> EXERCISE GOAL: Word for word, copy out the data below, omitting pictures.

Extracted records

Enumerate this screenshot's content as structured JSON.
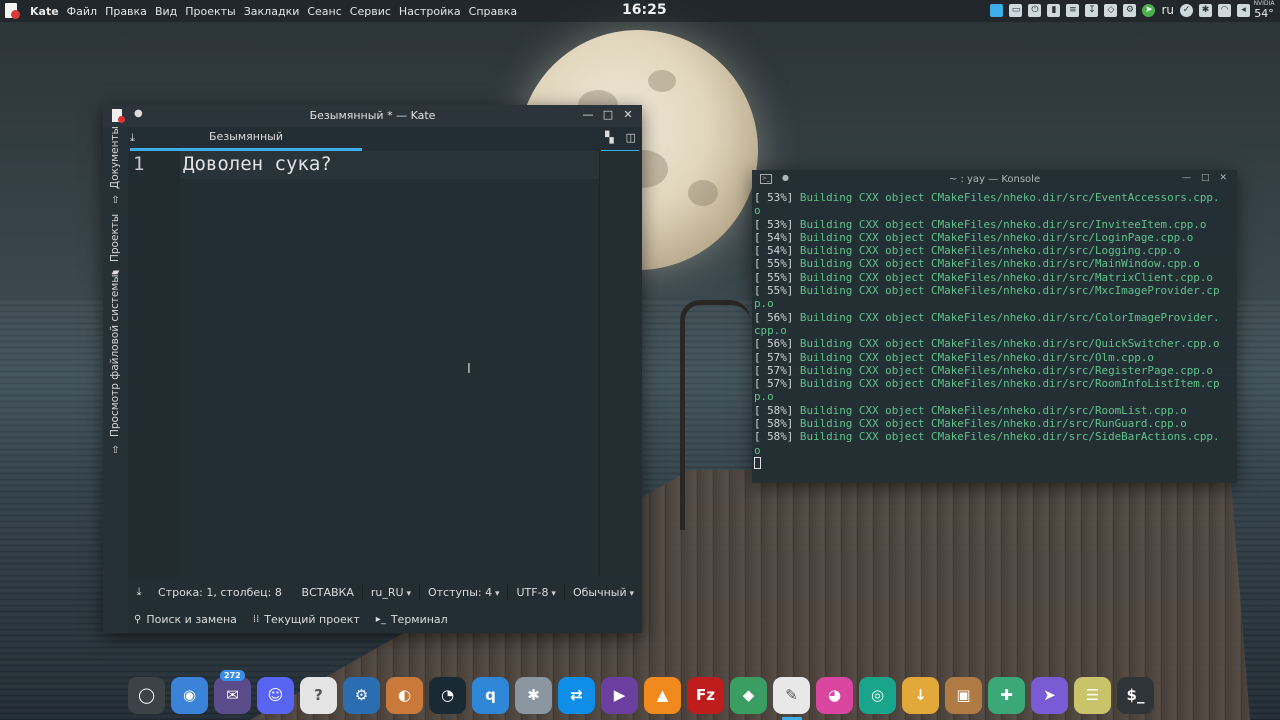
{
  "panel": {
    "menu": [
      "Kate",
      "Файл",
      "Правка",
      "Вид",
      "Проекты",
      "Закладки",
      "Сеанс",
      "Сервис",
      "Настройка",
      "Справка"
    ],
    "clock": "16:25",
    "tray_lang": "ru",
    "gpu_label": "NVIDIA",
    "temperature": "54°"
  },
  "kate": {
    "title": "Безымянный * — Kate",
    "tab_label": "Безымянный",
    "side_tabs": [
      "Документы",
      "Проекты",
      "Просмотр файловой системы"
    ],
    "line_number": "1",
    "code": "Доволен сука?",
    "status": {
      "position": "Строка: 1, столбец: 8",
      "mode": "ВСТАВКА",
      "dictionary": "ru_RU",
      "indent": "Отступы: 4",
      "encoding": "UTF-8",
      "highlight": "Обычный"
    },
    "bottom_tools": [
      "Поиск и замена",
      "Текущий проект",
      "Терминал"
    ]
  },
  "konsole": {
    "title": "~ : yay — Konsole",
    "lines": [
      {
        "pct": "[ 53%]",
        "text": " Building CXX object CMakeFiles/nheko.dir/src/EventAccessors.cpp."
      },
      {
        "pct": "",
        "text": "o"
      },
      {
        "pct": "[ 53%]",
        "text": " Building CXX object CMakeFiles/nheko.dir/src/InviteeItem.cpp.o"
      },
      {
        "pct": "[ 54%]",
        "text": " Building CXX object CMakeFiles/nheko.dir/src/LoginPage.cpp.o"
      },
      {
        "pct": "[ 54%]",
        "text": " Building CXX object CMakeFiles/nheko.dir/src/Logging.cpp.o"
      },
      {
        "pct": "[ 55%]",
        "text": " Building CXX object CMakeFiles/nheko.dir/src/MainWindow.cpp.o"
      },
      {
        "pct": "[ 55%]",
        "text": " Building CXX object CMakeFiles/nheko.dir/src/MatrixClient.cpp.o"
      },
      {
        "pct": "[ 55%]",
        "text": " Building CXX object CMakeFiles/nheko.dir/src/MxcImageProvider.cp"
      },
      {
        "pct": "",
        "text": "p.o"
      },
      {
        "pct": "[ 56%]",
        "text": " Building CXX object CMakeFiles/nheko.dir/src/ColorImageProvider."
      },
      {
        "pct": "",
        "text": "cpp.o"
      },
      {
        "pct": "[ 56%]",
        "text": " Building CXX object CMakeFiles/nheko.dir/src/QuickSwitcher.cpp.o"
      },
      {
        "pct": "[ 57%]",
        "text": " Building CXX object CMakeFiles/nheko.dir/src/Olm.cpp.o"
      },
      {
        "pct": "[ 57%]",
        "text": " Building CXX object CMakeFiles/nheko.dir/src/RegisterPage.cpp.o"
      },
      {
        "pct": "[ 57%]",
        "text": " Building CXX object CMakeFiles/nheko.dir/src/RoomInfoListItem.cp"
      },
      {
        "pct": "",
        "text": "p.o"
      },
      {
        "pct": "[ 58%]",
        "text": " Building CXX object CMakeFiles/nheko.dir/src/RoomList.cpp.o"
      },
      {
        "pct": "[ 58%]",
        "text": " Building CXX object CMakeFiles/nheko.dir/src/RunGuard.cpp.o"
      },
      {
        "pct": "[ 58%]",
        "text": " Building CXX object CMakeFiles/nheko.dir/src/SideBarActions.cpp."
      },
      {
        "pct": "",
        "text": "o"
      }
    ]
  },
  "dock": {
    "items": [
      {
        "icon": "cinnamon-ring-icon",
        "color": "#3b4347",
        "glyph": "◯"
      },
      {
        "icon": "chromium-icon",
        "color": "#3b82d9",
        "glyph": "◉"
      },
      {
        "icon": "mail-icon",
        "color": "#5a4b8a",
        "glyph": "✉",
        "badge": "272"
      },
      {
        "icon": "discord-icon",
        "color": "#5865f2",
        "glyph": "☺"
      },
      {
        "icon": "unknown-file-icon",
        "color": "#e4e4e4",
        "glyph": "?"
      },
      {
        "icon": "steam-icon",
        "color": "#2a6db0",
        "glyph": "⚙"
      },
      {
        "icon": "gimp-icon",
        "color": "#c97a3b",
        "glyph": "◐"
      },
      {
        "icon": "osu-icon",
        "color": "#1a2a35",
        "glyph": "◔"
      },
      {
        "icon": "qbittorrent-icon",
        "color": "#2d86d6",
        "glyph": "q"
      },
      {
        "icon": "bluetooth-icon",
        "color": "#8a96a0",
        "glyph": "✱"
      },
      {
        "icon": "teamviewer-icon",
        "color": "#0e8ee9",
        "glyph": "⇄"
      },
      {
        "icon": "media-player-icon",
        "color": "#6b3fa0",
        "glyph": "▶"
      },
      {
        "icon": "vlc-icon",
        "color": "#f08a1c",
        "glyph": "▲"
      },
      {
        "icon": "filezilla-icon",
        "color": "#bf1d1d",
        "glyph": "Fz"
      },
      {
        "icon": "layers-icon",
        "color": "#3a9e62",
        "glyph": "◆"
      },
      {
        "icon": "kate-icon",
        "color": "#e8e8e8",
        "glyph": "✎",
        "active": true
      },
      {
        "icon": "color-picker-icon",
        "color": "#d946a0",
        "glyph": "◕"
      },
      {
        "icon": "camera-icon",
        "color": "#19a58b",
        "glyph": "◎"
      },
      {
        "icon": "download-icon",
        "color": "#e3a83a",
        "glyph": "↓"
      },
      {
        "icon": "package-icon",
        "color": "#b07a45",
        "glyph": "▣"
      },
      {
        "icon": "settings-wrench-icon",
        "color": "#3aa877",
        "glyph": "✚"
      },
      {
        "icon": "cursor-icon",
        "color": "#7a5bd6",
        "glyph": "➤"
      },
      {
        "icon": "archive-icon",
        "color": "#c9c46a",
        "glyph": "☰"
      },
      {
        "icon": "terminal-icon",
        "color": "#2f3438",
        "glyph": "$_"
      }
    ]
  }
}
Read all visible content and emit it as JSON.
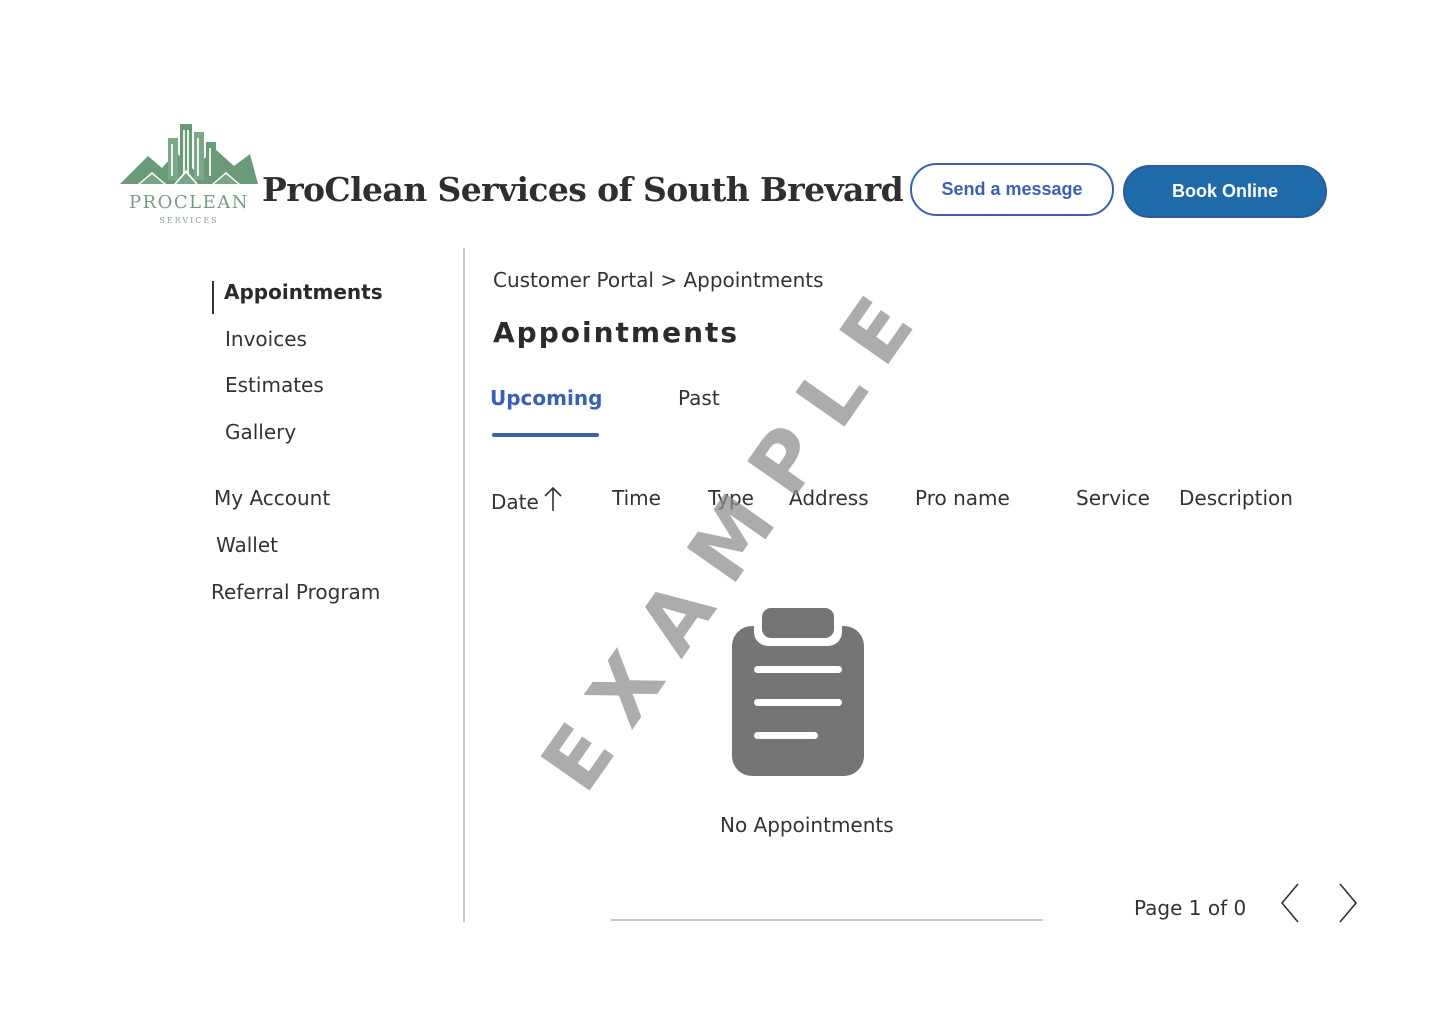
{
  "header": {
    "logo_text": "PROCLEAN",
    "logo_subtext": "SERVICES",
    "company_name": "ProClean Services of South Brevard",
    "send_message_label": "Send a message",
    "book_online_label": "Book Online"
  },
  "sidebar": {
    "items": [
      {
        "label": "Appointments",
        "active": true
      },
      {
        "label": "Invoices"
      },
      {
        "label": "Estimates"
      },
      {
        "label": "Gallery"
      },
      {
        "label": "My Account"
      },
      {
        "label": "Wallet"
      },
      {
        "label": "Referral Program"
      }
    ]
  },
  "main": {
    "breadcrumb": "Customer Portal > Appointments",
    "title": "Appointments",
    "tabs": [
      {
        "label": "Upcoming",
        "active": true
      },
      {
        "label": "Past"
      }
    ],
    "columns": [
      "Date",
      "Time",
      "Type",
      "Address",
      "Pro name",
      "Service",
      "Description"
    ],
    "empty_message": "No Appointments",
    "pagination": {
      "label": "Page 1 of 0"
    }
  },
  "watermark": "EXAMPLE",
  "colors": {
    "accent": "#3b5fb5",
    "primary_button": "#1f6aa8",
    "logo_green": "#6a9a78",
    "icon_gray": "#757575"
  },
  "icons": {
    "logo": "building-mountain-logo",
    "sort": "arrow-up-icon",
    "empty_state": "clipboard-icon",
    "prev": "chevron-left-icon",
    "next": "chevron-right-icon"
  }
}
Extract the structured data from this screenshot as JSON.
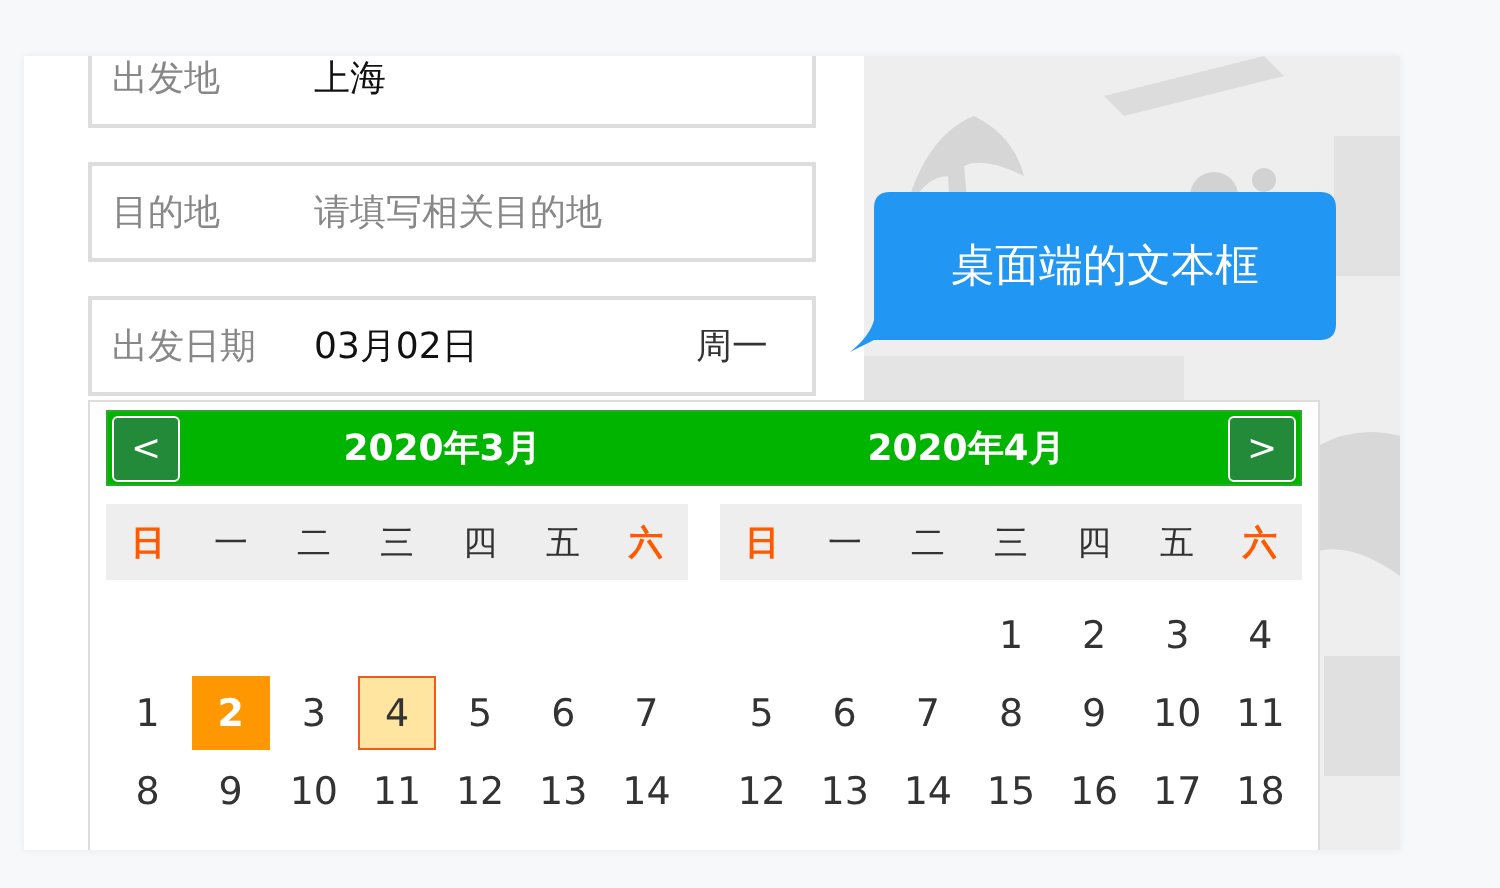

> RESULT OF THIS TASK:
Enumerate this screenshot's content as structured JSON.
{
  "panel": {
    "menu": [
      "Kate",
      "Файл",
      "Правка",
      "Вид",
      "Проекты",
      "Закладки",
      "Сеанс",
      "Сервис",
      "Настройка",
      "Справка"
    ],
    "clock": "16:25",
    "tray_lang": "ru",
    "gpu_label": "NVIDIA",
    "temperature": "54°"
  },
  "kate": {
    "title": "Безымянный * — Kate",
    "tab_label": "Безымянный",
    "side_tabs": [
      "Документы",
      "Проекты",
      "Просмотр файловой системы"
    ],
    "line_number": "1",
    "code": "Доволен сука?",
    "status": {
      "position": "Строка: 1, столбец: 8",
      "mode": "ВСТАВКА",
      "dictionary": "ru_RU",
      "indent": "Отступы: 4",
      "encoding": "UTF-8",
      "highlight": "Обычный"
    },
    "bottom_tools": [
      "Поиск и замена",
      "Текущий проект",
      "Терминал"
    ]
  },
  "konsole": {
    "title": "~ : yay — Konsole",
    "lines": [
      {
        "pct": "[ 53%]",
        "text": " Building CXX object CMakeFiles/nheko.dir/src/EventAccessors.cpp."
      },
      {
        "pct": "",
        "text": "o"
      },
      {
        "pct": "[ 53%]",
        "text": " Building CXX object CMakeFiles/nheko.dir/src/InviteeItem.cpp.o"
      },
      {
        "pct": "[ 54%]",
        "text": " Building CXX object CMakeFiles/nheko.dir/src/LoginPage.cpp.o"
      },
      {
        "pct": "[ 54%]",
        "text": " Building CXX object CMakeFiles/nheko.dir/src/Logging.cpp.o"
      },
      {
        "pct": "[ 55%]",
        "text": " Building CXX object CMakeFiles/nheko.dir/src/MainWindow.cpp.o"
      },
      {
        "pct": "[ 55%]",
        "text": " Building CXX object CMakeFiles/nheko.dir/src/MatrixClient.cpp.o"
      },
      {
        "pct": "[ 55%]",
        "text": " Building CXX object CMakeFiles/nheko.dir/src/MxcImageProvider.cp"
      },
      {
        "pct": "",
        "text": "p.o"
      },
      {
        "pct": "[ 56%]",
        "text": " Building CXX object CMakeFiles/nheko.dir/src/ColorImageProvider."
      },
      {
        "pct": "",
        "text": "cpp.o"
      },
      {
        "pct": "[ 56%]",
        "text": " Building CXX object CMakeFiles/nheko.dir/src/QuickSwitcher.cpp.o"
      },
      {
        "pct": "[ 57%]",
        "text": " Building CXX object CMakeFiles/nheko.dir/src/Olm.cpp.o"
      },
      {
        "pct": "[ 57%]",
        "text": " Building CXX object CMakeFiles/nheko.dir/src/RegisterPage.cpp.o"
      },
      {
        "pct": "[ 57%]",
        "text": " Building CXX object CMakeFiles/nheko.dir/src/RoomInfoListItem.cp"
      },
      {
        "pct": "",
        "text": "p.o"
      },
      {
        "pct": "[ 58%]",
        "text": " Building CXX object CMakeFiles/nheko.dir/src/RoomList.cpp.o"
      },
      {
        "pct": "[ 58%]",
        "text": " Building CXX object CMakeFiles/nheko.dir/src/RunGuard.cpp.o"
      },
      {
        "pct": "[ 58%]",
        "text": " Building CXX object CMakeFiles/nheko.dir/src/SideBarActions.cpp."
      },
      {
        "pct": "",
        "text": "o"
      }
    ]
  },
  "dock": {
    "items": [
      {
        "icon": "cinnamon-ring-icon",
        "color": "#3b4347",
        "glyph": "◯"
      },
      {
        "icon": "chromium-icon",
        "color": "#3b82d9",
        "glyph": "◉"
      },
      {
        "icon": "mail-icon",
        "color": "#5a4b8a",
        "glyph": "✉",
        "badge": "272"
      },
      {
        "icon": "discord-icon",
        "color": "#5865f2",
        "glyph": "☺"
      },
      {
        "icon": "unknown-file-icon",
        "color": "#e4e4e4",
        "glyph": "?"
      },
      {
        "icon": "steam-icon",
        "color": "#2a6db0",
        "glyph": "⚙"
      },
      {
        "icon": "gimp-icon",
        "color": "#c97a3b",
        "glyph": "◐"
      },
      {
        "icon": "osu-icon",
        "color": "#1a2a35",
        "glyph": "◔"
      },
      {
        "icon": "qbittorrent-icon",
        "color": "#2d86d6",
        "glyph": "q"
      },
      {
        "icon": "bluetooth-icon",
        "color": "#8a96a0",
        "glyph": "✱"
      },
      {
        "icon": "teamviewer-icon",
        "color": "#0e8ee9",
        "glyph": "⇄"
      },
      {
        "icon": "media-player-icon",
        "color": "#6b3fa0",
        "glyph": "▶"
      },
      {
        "icon": "vlc-icon",
        "color": "#f08a1c",
        "glyph": "▲"
      },
      {
        "icon": "filezilla-icon",
        "color": "#bf1d1d",
        "glyph": "Fz"
      },
      {
        "icon": "layers-icon",
        "color": "#3a9e62",
        "glyph": "◆"
      },
      {
        "icon": "kate-icon",
        "color": "#e8e8e8",
        "glyph": "✎",
        "active": true
      },
      {
        "icon": "color-picker-icon",
        "color": "#d946a0",
        "glyph": "◕"
      },
      {
        "icon": "camera-icon",
        "color": "#19a58b",
        "glyph": "◎"
      },
      {
        "icon": "download-icon",
        "color": "#e3a83a",
        "glyph": "↓"
      },
      {
        "icon": "package-icon",
        "color": "#b07a45",
        "glyph": "▣"
      },
      {
        "icon": "settings-wrench-icon",
        "color": "#3aa877",
        "glyph": "✚"
      },
      {
        "icon": "cursor-icon",
        "color": "#7a5bd6",
        "glyph": "➤"
      },
      {
        "icon": "archive-icon",
        "color": "#c9c46a",
        "glyph": "☰"
      },
      {
        "icon": "terminal-icon",
        "color": "#2f3438",
        "glyph": "$_"
      }
    ]
  }
}
Read all visible content and emit it as JSON.
{
  "header": {
    "logo_text": "PROCLEAN",
    "logo_subtext": "SERVICES",
    "company_name": "ProClean Services of South Brevard",
    "send_message_label": "Send a message",
    "book_online_label": "Book Online"
  },
  "sidebar": {
    "items": [
      {
        "label": "Appointments",
        "active": true
      },
      {
        "label": "Invoices"
      },
      {
        "label": "Estimates"
      },
      {
        "label": "Gallery"
      },
      {
        "label": "My Account"
      },
      {
        "label": "Wallet"
      },
      {
        "label": "Referral Program"
      }
    ]
  },
  "main": {
    "breadcrumb": "Customer Portal > Appointments",
    "title": "Appointments",
    "tabs": [
      {
        "label": "Upcoming",
        "active": true
      },
      {
        "label": "Past"
      }
    ],
    "columns": [
      "Date",
      "Time",
      "Type",
      "Address",
      "Pro name",
      "Service",
      "Description"
    ],
    "empty_message": "No Appointments",
    "pagination": {
      "label": "Page 1 of 0"
    }
  },
  "watermark": "EXAMPLE",
  "colors": {
    "accent": "#3b5fb5",
    "primary_button": "#1f6aa8",
    "logo_green": "#6a9a78",
    "icon_gray": "#757575"
  },
  "icons": {
    "logo": "building-mountain-logo",
    "sort": "arrow-up-icon",
    "empty_state": "clipboard-icon",
    "prev": "chevron-left-icon",
    "next": "chevron-right-icon"
  }
}
Extract the structured data from this screenshot as JSON.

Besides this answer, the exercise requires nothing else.